[Prompt]:
What lines of the data below hold "拒绝写入权限"? Show them.

-- Input data follows --

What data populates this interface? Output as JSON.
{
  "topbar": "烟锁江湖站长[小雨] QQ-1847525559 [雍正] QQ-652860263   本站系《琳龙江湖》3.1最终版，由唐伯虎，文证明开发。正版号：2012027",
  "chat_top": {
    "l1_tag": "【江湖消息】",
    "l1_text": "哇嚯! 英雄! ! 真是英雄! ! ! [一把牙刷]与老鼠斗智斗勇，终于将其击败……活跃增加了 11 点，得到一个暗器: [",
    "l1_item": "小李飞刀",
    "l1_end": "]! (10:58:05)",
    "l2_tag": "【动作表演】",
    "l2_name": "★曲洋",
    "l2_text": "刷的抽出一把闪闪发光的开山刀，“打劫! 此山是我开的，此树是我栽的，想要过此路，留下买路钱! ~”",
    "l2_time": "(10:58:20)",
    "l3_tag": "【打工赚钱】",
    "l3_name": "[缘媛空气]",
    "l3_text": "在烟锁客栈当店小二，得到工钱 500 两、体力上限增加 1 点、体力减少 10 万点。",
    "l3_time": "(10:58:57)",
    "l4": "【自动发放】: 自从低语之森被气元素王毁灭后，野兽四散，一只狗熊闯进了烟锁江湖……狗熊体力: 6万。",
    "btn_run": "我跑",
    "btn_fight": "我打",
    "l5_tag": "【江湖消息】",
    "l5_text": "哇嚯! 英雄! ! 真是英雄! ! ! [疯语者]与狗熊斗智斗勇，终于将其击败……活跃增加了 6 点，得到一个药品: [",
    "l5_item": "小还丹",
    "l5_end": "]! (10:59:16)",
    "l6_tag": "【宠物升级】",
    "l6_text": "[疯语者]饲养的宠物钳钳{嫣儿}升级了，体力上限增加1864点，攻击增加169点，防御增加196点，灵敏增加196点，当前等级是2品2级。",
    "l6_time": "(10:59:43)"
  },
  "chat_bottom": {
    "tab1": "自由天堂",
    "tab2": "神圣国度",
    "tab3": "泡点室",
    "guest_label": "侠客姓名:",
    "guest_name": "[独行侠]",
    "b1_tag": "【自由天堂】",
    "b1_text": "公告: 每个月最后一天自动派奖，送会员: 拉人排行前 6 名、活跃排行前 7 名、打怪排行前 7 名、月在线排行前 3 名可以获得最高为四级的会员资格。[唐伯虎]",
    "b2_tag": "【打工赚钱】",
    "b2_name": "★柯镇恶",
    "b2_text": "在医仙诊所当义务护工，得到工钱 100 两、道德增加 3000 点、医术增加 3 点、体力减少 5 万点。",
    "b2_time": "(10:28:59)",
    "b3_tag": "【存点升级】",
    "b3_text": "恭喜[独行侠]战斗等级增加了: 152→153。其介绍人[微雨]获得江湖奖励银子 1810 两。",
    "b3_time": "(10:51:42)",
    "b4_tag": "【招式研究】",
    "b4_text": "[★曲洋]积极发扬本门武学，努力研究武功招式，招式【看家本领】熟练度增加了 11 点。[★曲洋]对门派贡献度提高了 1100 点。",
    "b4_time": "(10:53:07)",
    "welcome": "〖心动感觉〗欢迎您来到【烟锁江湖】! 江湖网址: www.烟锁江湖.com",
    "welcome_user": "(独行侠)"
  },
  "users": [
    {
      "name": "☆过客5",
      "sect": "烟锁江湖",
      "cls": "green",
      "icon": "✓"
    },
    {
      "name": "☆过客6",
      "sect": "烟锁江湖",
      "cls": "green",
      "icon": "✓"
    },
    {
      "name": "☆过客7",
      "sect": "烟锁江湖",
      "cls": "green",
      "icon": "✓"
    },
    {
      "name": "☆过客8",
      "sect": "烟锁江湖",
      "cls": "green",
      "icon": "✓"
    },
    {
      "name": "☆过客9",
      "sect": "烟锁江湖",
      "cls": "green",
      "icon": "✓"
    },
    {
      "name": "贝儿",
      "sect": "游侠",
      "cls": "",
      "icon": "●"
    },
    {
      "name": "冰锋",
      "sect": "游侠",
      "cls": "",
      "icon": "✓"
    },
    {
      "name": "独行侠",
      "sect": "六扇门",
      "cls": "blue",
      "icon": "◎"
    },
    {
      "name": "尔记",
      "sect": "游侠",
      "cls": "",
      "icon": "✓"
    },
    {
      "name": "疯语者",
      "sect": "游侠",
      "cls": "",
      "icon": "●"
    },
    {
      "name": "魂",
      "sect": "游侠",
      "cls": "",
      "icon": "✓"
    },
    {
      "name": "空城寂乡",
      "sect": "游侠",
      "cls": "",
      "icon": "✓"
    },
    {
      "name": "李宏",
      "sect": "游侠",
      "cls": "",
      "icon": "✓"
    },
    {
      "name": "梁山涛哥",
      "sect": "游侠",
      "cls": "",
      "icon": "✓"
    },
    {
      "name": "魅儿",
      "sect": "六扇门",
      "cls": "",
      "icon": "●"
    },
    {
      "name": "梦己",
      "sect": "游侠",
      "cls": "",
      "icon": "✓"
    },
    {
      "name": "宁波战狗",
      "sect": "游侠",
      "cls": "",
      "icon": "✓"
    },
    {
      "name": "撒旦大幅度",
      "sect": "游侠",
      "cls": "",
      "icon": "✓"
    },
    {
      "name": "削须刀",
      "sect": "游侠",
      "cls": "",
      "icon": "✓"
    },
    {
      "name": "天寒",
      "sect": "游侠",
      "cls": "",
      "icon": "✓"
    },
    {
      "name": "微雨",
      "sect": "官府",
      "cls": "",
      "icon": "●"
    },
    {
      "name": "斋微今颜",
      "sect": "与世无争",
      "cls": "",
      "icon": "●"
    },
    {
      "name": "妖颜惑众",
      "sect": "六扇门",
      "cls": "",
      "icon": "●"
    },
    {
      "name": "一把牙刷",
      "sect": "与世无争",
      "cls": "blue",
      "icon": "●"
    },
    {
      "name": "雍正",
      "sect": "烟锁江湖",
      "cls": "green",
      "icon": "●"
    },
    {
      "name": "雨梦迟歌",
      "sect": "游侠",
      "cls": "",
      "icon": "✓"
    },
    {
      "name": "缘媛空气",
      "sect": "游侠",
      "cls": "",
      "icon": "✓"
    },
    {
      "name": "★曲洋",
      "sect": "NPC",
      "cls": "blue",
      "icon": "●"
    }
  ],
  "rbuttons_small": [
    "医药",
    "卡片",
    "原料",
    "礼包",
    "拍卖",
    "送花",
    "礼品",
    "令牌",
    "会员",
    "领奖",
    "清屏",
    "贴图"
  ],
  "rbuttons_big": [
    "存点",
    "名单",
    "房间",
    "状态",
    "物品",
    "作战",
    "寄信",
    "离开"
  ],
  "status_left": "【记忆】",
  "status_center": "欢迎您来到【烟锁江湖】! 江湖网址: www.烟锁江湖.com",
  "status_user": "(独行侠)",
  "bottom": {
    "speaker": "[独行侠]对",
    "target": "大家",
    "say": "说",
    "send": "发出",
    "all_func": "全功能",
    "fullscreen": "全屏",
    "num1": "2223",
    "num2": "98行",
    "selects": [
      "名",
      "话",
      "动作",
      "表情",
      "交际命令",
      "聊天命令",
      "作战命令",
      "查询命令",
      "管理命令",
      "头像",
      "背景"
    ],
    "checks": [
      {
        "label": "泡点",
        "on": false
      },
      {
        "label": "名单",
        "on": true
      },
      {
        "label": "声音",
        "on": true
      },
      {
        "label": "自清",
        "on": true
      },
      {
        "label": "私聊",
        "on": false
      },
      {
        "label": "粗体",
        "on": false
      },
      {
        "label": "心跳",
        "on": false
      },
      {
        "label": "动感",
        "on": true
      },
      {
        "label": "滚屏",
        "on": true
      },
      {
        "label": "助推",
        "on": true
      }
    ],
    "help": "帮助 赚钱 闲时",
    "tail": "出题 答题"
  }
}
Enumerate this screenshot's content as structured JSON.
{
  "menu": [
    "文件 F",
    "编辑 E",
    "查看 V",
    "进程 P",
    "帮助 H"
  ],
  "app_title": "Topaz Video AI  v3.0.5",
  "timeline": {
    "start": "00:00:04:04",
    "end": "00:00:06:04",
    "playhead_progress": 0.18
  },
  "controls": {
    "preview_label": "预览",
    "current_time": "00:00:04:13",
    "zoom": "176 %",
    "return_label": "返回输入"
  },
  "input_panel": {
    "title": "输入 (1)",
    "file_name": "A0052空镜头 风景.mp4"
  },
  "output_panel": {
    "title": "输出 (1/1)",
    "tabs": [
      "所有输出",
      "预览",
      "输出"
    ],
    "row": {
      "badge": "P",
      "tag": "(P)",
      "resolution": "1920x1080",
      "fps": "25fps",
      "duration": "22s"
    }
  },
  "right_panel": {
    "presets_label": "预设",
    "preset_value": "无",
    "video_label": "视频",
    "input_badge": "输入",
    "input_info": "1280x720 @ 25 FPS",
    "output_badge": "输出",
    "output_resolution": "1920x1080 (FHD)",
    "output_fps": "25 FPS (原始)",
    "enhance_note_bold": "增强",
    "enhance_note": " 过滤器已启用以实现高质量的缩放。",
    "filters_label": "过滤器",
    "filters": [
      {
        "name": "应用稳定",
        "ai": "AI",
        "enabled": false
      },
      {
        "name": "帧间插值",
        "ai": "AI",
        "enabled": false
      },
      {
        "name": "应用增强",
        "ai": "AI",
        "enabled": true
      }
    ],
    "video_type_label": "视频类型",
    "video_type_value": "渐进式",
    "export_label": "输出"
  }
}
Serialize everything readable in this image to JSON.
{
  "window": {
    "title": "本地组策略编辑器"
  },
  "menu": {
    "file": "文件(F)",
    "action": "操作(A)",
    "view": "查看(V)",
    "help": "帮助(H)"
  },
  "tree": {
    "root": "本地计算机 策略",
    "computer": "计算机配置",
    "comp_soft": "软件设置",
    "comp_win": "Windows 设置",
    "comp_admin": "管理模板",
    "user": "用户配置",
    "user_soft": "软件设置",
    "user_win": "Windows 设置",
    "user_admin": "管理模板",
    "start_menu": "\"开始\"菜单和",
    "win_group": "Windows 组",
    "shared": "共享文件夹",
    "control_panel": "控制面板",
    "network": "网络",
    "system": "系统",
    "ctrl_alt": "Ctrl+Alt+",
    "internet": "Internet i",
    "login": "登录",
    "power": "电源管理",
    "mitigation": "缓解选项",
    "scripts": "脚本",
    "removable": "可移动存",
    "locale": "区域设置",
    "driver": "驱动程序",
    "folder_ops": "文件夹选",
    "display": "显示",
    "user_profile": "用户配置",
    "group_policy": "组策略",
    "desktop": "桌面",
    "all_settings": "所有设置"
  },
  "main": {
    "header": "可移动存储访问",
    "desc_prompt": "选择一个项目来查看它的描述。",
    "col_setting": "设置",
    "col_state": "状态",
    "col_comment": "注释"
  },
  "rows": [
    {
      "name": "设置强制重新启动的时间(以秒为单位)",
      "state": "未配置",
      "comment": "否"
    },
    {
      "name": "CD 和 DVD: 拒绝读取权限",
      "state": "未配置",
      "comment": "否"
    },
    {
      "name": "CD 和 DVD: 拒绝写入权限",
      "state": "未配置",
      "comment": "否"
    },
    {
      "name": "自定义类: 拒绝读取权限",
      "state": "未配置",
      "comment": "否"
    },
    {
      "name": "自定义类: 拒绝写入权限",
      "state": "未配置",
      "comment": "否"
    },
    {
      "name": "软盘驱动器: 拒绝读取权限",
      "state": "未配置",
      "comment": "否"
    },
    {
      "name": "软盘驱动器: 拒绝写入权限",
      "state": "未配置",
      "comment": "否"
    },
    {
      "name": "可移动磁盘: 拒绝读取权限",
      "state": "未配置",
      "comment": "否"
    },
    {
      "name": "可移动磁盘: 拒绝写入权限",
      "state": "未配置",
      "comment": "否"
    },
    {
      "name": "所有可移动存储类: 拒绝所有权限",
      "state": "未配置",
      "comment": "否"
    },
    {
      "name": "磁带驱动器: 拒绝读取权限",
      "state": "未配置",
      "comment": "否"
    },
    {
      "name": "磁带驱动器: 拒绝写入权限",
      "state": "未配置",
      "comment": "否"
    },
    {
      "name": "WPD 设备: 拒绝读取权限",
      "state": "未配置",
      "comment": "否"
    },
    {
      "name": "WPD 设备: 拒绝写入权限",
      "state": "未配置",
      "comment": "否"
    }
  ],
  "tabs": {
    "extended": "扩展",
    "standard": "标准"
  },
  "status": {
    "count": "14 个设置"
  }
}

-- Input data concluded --

[Solution for this problem]:
      "name": "CD 和 DVD: 拒绝写入权限",
      "name": "自定义类: 拒绝写入权限",
      "name": "软盘驱动器: 拒绝写入权限",
      "name": "可移动磁盘: 拒绝写入权限",
      "name": "磁带驱动器: 拒绝写入权限",
      "name": "WPD 设备: 拒绝写入权限",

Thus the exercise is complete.